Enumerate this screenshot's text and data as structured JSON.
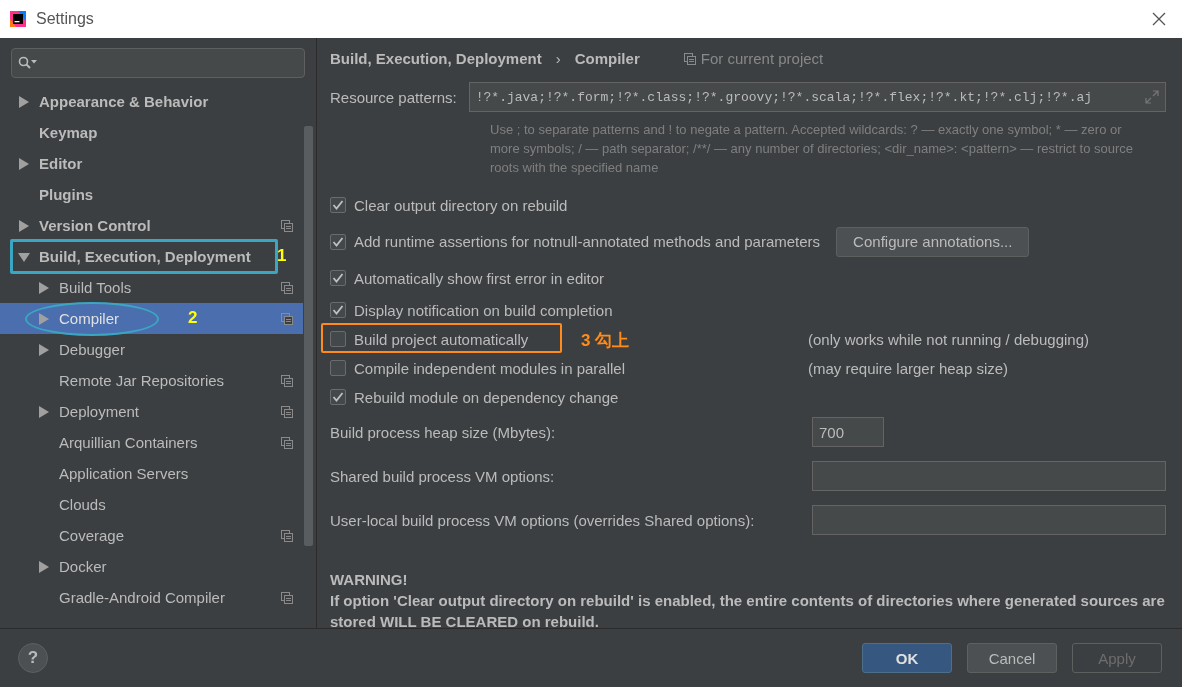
{
  "window": {
    "title": "Settings"
  },
  "tree": [
    {
      "label": "Appearance & Behavior",
      "expanded": false,
      "selected": false,
      "project_level": false
    },
    {
      "label": "Keymap",
      "selected": false,
      "project_level": false
    },
    {
      "label": "Editor",
      "expanded": false,
      "selected": false,
      "project_level": false
    },
    {
      "label": "Plugins",
      "selected": false,
      "project_level": false
    },
    {
      "label": "Version Control",
      "expanded": false,
      "selected": false,
      "project_level": true
    },
    {
      "label": "Build, Execution, Deployment",
      "expanded": true,
      "selected": false,
      "project_level": false,
      "annotation": {
        "text": "1",
        "kind": "box",
        "color": "#ffff00"
      },
      "children": [
        {
          "label": "Build Tools",
          "expanded": false,
          "selected": false,
          "project_level": true
        },
        {
          "label": "Compiler",
          "expanded": false,
          "selected": true,
          "project_level": true,
          "annotation": {
            "text": "2",
            "kind": "ellipse",
            "color": "#ffff00"
          }
        },
        {
          "label": "Debugger",
          "expanded": false,
          "selected": false,
          "project_level": false
        },
        {
          "label": "Remote Jar Repositories",
          "selected": false,
          "project_level": true
        },
        {
          "label": "Deployment",
          "expanded": false,
          "selected": false,
          "project_level": true
        },
        {
          "label": "Arquillian Containers",
          "selected": false,
          "project_level": true
        },
        {
          "label": "Application Servers",
          "selected": false,
          "project_level": false
        },
        {
          "label": "Clouds",
          "selected": false,
          "project_level": false
        },
        {
          "label": "Coverage",
          "selected": false,
          "project_level": true
        },
        {
          "label": "Docker",
          "expanded": false,
          "selected": false,
          "project_level": false
        },
        {
          "label": "Gradle-Android Compiler",
          "selected": false,
          "project_level": true
        }
      ]
    }
  ],
  "breadcrumb": {
    "parent": "Build, Execution, Deployment",
    "separator": "›",
    "current": "Compiler",
    "scope": "For current project"
  },
  "resource_patterns": {
    "label": "Resource patterns:",
    "value": "!?*.java;!?*.form;!?*.class;!?*.groovy;!?*.scala;!?*.flex;!?*.kt;!?*.clj;!?*.aj",
    "help": "Use ; to separate patterns and ! to negate a pattern. Accepted wildcards: ? — exactly one symbol; * — zero or more symbols; / — path separator; /**/ — any number of directories; <dir_name>: <pattern> — restrict to source roots with the specified name"
  },
  "options": [
    {
      "label": "Clear output directory on rebuild",
      "checked": true
    },
    {
      "label": "Add runtime assertions for notnull-annotated methods and parameters",
      "checked": true,
      "button": "Configure annotations..."
    },
    {
      "label": "Automatically show first error in editor",
      "checked": true
    },
    {
      "label": "Display notification on build completion",
      "checked": true
    },
    {
      "label": "Build project automatically",
      "checked": false,
      "note": "(only works while not running / debugging)",
      "annotation": {
        "text": "3 勾上",
        "kind": "box",
        "color": "#ff8c1a"
      }
    },
    {
      "label": "Compile independent modules in parallel",
      "checked": false,
      "note": "(may require larger heap size)"
    },
    {
      "label": "Rebuild module on dependency change",
      "checked": true
    }
  ],
  "fields": [
    {
      "label": "Build process heap size (Mbytes):",
      "value": "700",
      "kind": "number"
    },
    {
      "label": "Shared build process VM options:",
      "kind": "text"
    },
    {
      "label": "User-local build process VM options (overrides Shared options):",
      "kind": "text"
    }
  ],
  "warning": {
    "title": "WARNING!",
    "text": "If option 'Clear output directory on rebuild' is enabled, the entire contents of directories where generated sources are stored WILL BE CLEARED on rebuild."
  },
  "help_button": "?",
  "buttons": [
    {
      "label": "OK",
      "kind": "primary"
    },
    {
      "label": "Cancel",
      "kind": "normal"
    },
    {
      "label": "Apply",
      "kind": "disabled"
    }
  ]
}
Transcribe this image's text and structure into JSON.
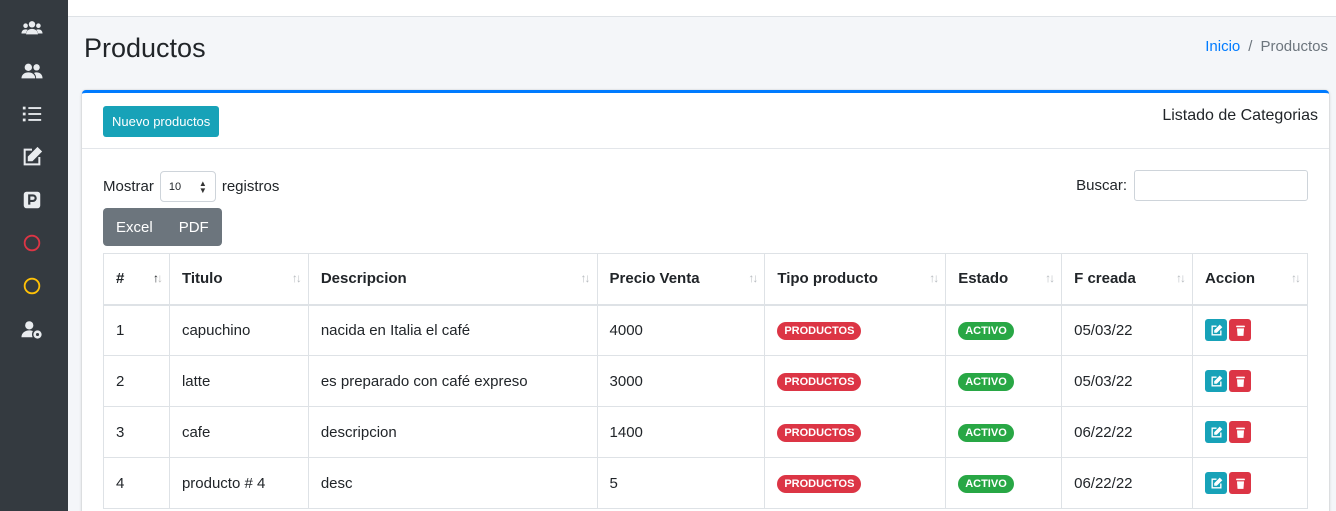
{
  "page": {
    "title": "Productos"
  },
  "breadcrumb": {
    "home": "Inicio",
    "separator": "/",
    "current": "Productos"
  },
  "sidebar": {
    "items": [
      {
        "icon": "users-group-icon"
      },
      {
        "icon": "users-icon"
      },
      {
        "icon": "list-icon"
      },
      {
        "icon": "edit-icon"
      },
      {
        "icon": "parking-icon"
      },
      {
        "icon": "circle-red-icon"
      },
      {
        "icon": "circle-yellow-icon"
      },
      {
        "icon": "user-gear-icon"
      }
    ]
  },
  "card": {
    "new_button": "Nuevo productos",
    "title": "Listado de Categorias"
  },
  "controls": {
    "show_label": "Mostrar",
    "page_length": "10",
    "records_label": "registros",
    "search_label": "Buscar:",
    "search_value": "",
    "export_excel": "Excel",
    "export_pdf": "PDF"
  },
  "table": {
    "columns": [
      "#",
      "Titulo",
      "Descripcion",
      "Precio Venta",
      "Tipo producto",
      "Estado",
      "F creada",
      "Accion"
    ],
    "rows": [
      {
        "id": "1",
        "titulo": "capuchino",
        "descripcion": "nacida en Italia el café",
        "precio": "4000",
        "tipo": "PRODUCTOS",
        "estado": "ACTIVO",
        "fecha": "05/03/22"
      },
      {
        "id": "2",
        "titulo": "latte",
        "descripcion": "es preparado con café expreso",
        "precio": "3000",
        "tipo": "PRODUCTOS",
        "estado": "ACTIVO",
        "fecha": "05/03/22"
      },
      {
        "id": "3",
        "titulo": "cafe",
        "descripcion": "descripcion",
        "precio": "1400",
        "tipo": "PRODUCTOS",
        "estado": "ACTIVO",
        "fecha": "06/22/22"
      },
      {
        "id": "4",
        "titulo": "producto # 4",
        "descripcion": "desc",
        "precio": "5",
        "tipo": "PRODUCTOS",
        "estado": "ACTIVO",
        "fecha": "06/22/22"
      }
    ]
  },
  "colors": {
    "primary": "#007bff",
    "info": "#17a2b8",
    "danger": "#dc3545",
    "success": "#28a745",
    "sidebar": "#343a40"
  }
}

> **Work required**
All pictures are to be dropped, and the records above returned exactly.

> **Answer**
Enumerate this screenshot's text and data as structured JSON.
{
  "window": {
    "title": "Settings"
  },
  "tree": [
    {
      "label": "Appearance & Behavior",
      "expanded": false,
      "selected": false,
      "project_level": false
    },
    {
      "label": "Keymap",
      "selected": false,
      "project_level": false
    },
    {
      "label": "Editor",
      "expanded": false,
      "selected": false,
      "project_level": false
    },
    {
      "label": "Plugins",
      "selected": false,
      "project_level": false
    },
    {
      "label": "Version Control",
      "expanded": false,
      "selected": false,
      "project_level": true
    },
    {
      "label": "Build, Execution, Deployment",
      "expanded": true,
      "selected": false,
      "project_level": false,
      "annotation": {
        "text": "1",
        "kind": "box",
        "color": "#ffff00"
      },
      "children": [
        {
          "label": "Build Tools",
          "expanded": false,
          "selected": false,
          "project_level": true
        },
        {
          "label": "Compiler",
          "expanded": false,
          "selected": true,
          "project_level": true,
          "annotation": {
            "text": "2",
            "kind": "ellipse",
            "color": "#ffff00"
          }
        },
        {
          "label": "Debugger",
          "expanded": false,
          "selected": false,
          "project_level": false
        },
        {
          "label": "Remote Jar Repositories",
          "selected": false,
          "project_level": true
        },
        {
          "label": "Deployment",
          "expanded": false,
          "selected": false,
          "project_level": true
        },
        {
          "label": "Arquillian Containers",
          "selected": false,
          "project_level": true
        },
        {
          "label": "Application Servers",
          "selected": false,
          "project_level": false
        },
        {
          "label": "Clouds",
          "selected": false,
          "project_level": false
        },
        {
          "label": "Coverage",
          "selected": false,
          "project_level": true
        },
        {
          "label": "Docker",
          "expanded": false,
          "selected": false,
          "project_level": false
        },
        {
          "label": "Gradle-Android Compiler",
          "selected": false,
          "project_level": true
        }
      ]
    }
  ],
  "breadcrumb": {
    "parent": "Build, Execution, Deployment",
    "separator": "›",
    "current": "Compiler",
    "scope": "For current project"
  },
  "resource_patterns": {
    "label": "Resource patterns:",
    "value": "!?*.java;!?*.form;!?*.class;!?*.groovy;!?*.scala;!?*.flex;!?*.kt;!?*.clj;!?*.aj",
    "help": "Use ; to separate patterns and ! to negate a pattern. Accepted wildcards: ? — exactly one symbol; * — zero or more symbols; / — path separator; /**/ — any number of directories; <dir_name>: <pattern> — restrict to source roots with the specified name"
  },
  "options": [
    {
      "label": "Clear output directory on rebuild",
      "checked": true
    },
    {
      "label": "Add runtime assertions for notnull-annotated methods and parameters",
      "checked": true,
      "button": "Configure annotations..."
    },
    {
      "label": "Automatically show first error in editor",
      "checked": true
    },
    {
      "label": "Display notification on build completion",
      "checked": true
    },
    {
      "label": "Build project automatically",
      "checked": false,
      "note": "(only works while not running / debugging)",
      "annotation": {
        "text": "3 勾上",
        "kind": "box",
        "color": "#ff8c1a"
      }
    },
    {
      "label": "Compile independent modules in parallel",
      "checked": false,
      "note": "(may require larger heap size)"
    },
    {
      "label": "Rebuild module on dependency change",
      "checked": true
    }
  ],
  "fields": [
    {
      "label": "Build process heap size (Mbytes):",
      "value": "700",
      "kind": "number"
    },
    {
      "label": "Shared build process VM options:",
      "kind": "text"
    },
    {
      "label": "User-local build process VM options (overrides Shared options):",
      "kind": "text"
    }
  ],
  "warning": {
    "title": "WARNING!",
    "text": "If option 'Clear output directory on rebuild' is enabled, the entire contents of directories where generated sources are stored WILL BE CLEARED on rebuild."
  },
  "help_button": "?",
  "buttons": [
    {
      "label": "OK",
      "kind": "primary"
    },
    {
      "label": "Cancel",
      "kind": "normal"
    },
    {
      "label": "Apply",
      "kind": "disabled"
    }
  ]
}
Transcribe this image's text and structure into JSON.
{
  "page": {
    "title": "Productos"
  },
  "breadcrumb": {
    "home": "Inicio",
    "separator": "/",
    "current": "Productos"
  },
  "sidebar": {
    "items": [
      {
        "icon": "users-group-icon"
      },
      {
        "icon": "users-icon"
      },
      {
        "icon": "list-icon"
      },
      {
        "icon": "edit-icon"
      },
      {
        "icon": "parking-icon"
      },
      {
        "icon": "circle-red-icon"
      },
      {
        "icon": "circle-yellow-icon"
      },
      {
        "icon": "user-gear-icon"
      }
    ]
  },
  "card": {
    "new_button": "Nuevo productos",
    "title": "Listado de Categorias"
  },
  "controls": {
    "show_label": "Mostrar",
    "page_length": "10",
    "records_label": "registros",
    "search_label": "Buscar:",
    "search_value": "",
    "export_excel": "Excel",
    "export_pdf": "PDF"
  },
  "table": {
    "columns": [
      "#",
      "Titulo",
      "Descripcion",
      "Precio Venta",
      "Tipo producto",
      "Estado",
      "F creada",
      "Accion"
    ],
    "rows": [
      {
        "id": "1",
        "titulo": "capuchino",
        "descripcion": "nacida en Italia el café",
        "precio": "4000",
        "tipo": "PRODUCTOS",
        "estado": "ACTIVO",
        "fecha": "05/03/22"
      },
      {
        "id": "2",
        "titulo": "latte",
        "descripcion": "es preparado con café expreso",
        "precio": "3000",
        "tipo": "PRODUCTOS",
        "estado": "ACTIVO",
        "fecha": "05/03/22"
      },
      {
        "id": "3",
        "titulo": "cafe",
        "descripcion": "descripcion",
        "precio": "1400",
        "tipo": "PRODUCTOS",
        "estado": "ACTIVO",
        "fecha": "06/22/22"
      },
      {
        "id": "4",
        "titulo": "producto # 4",
        "descripcion": "desc",
        "precio": "5",
        "tipo": "PRODUCTOS",
        "estado": "ACTIVO",
        "fecha": "06/22/22"
      }
    ]
  },
  "colors": {
    "primary": "#007bff",
    "info": "#17a2b8",
    "danger": "#dc3545",
    "success": "#28a745",
    "sidebar": "#343a40"
  }
}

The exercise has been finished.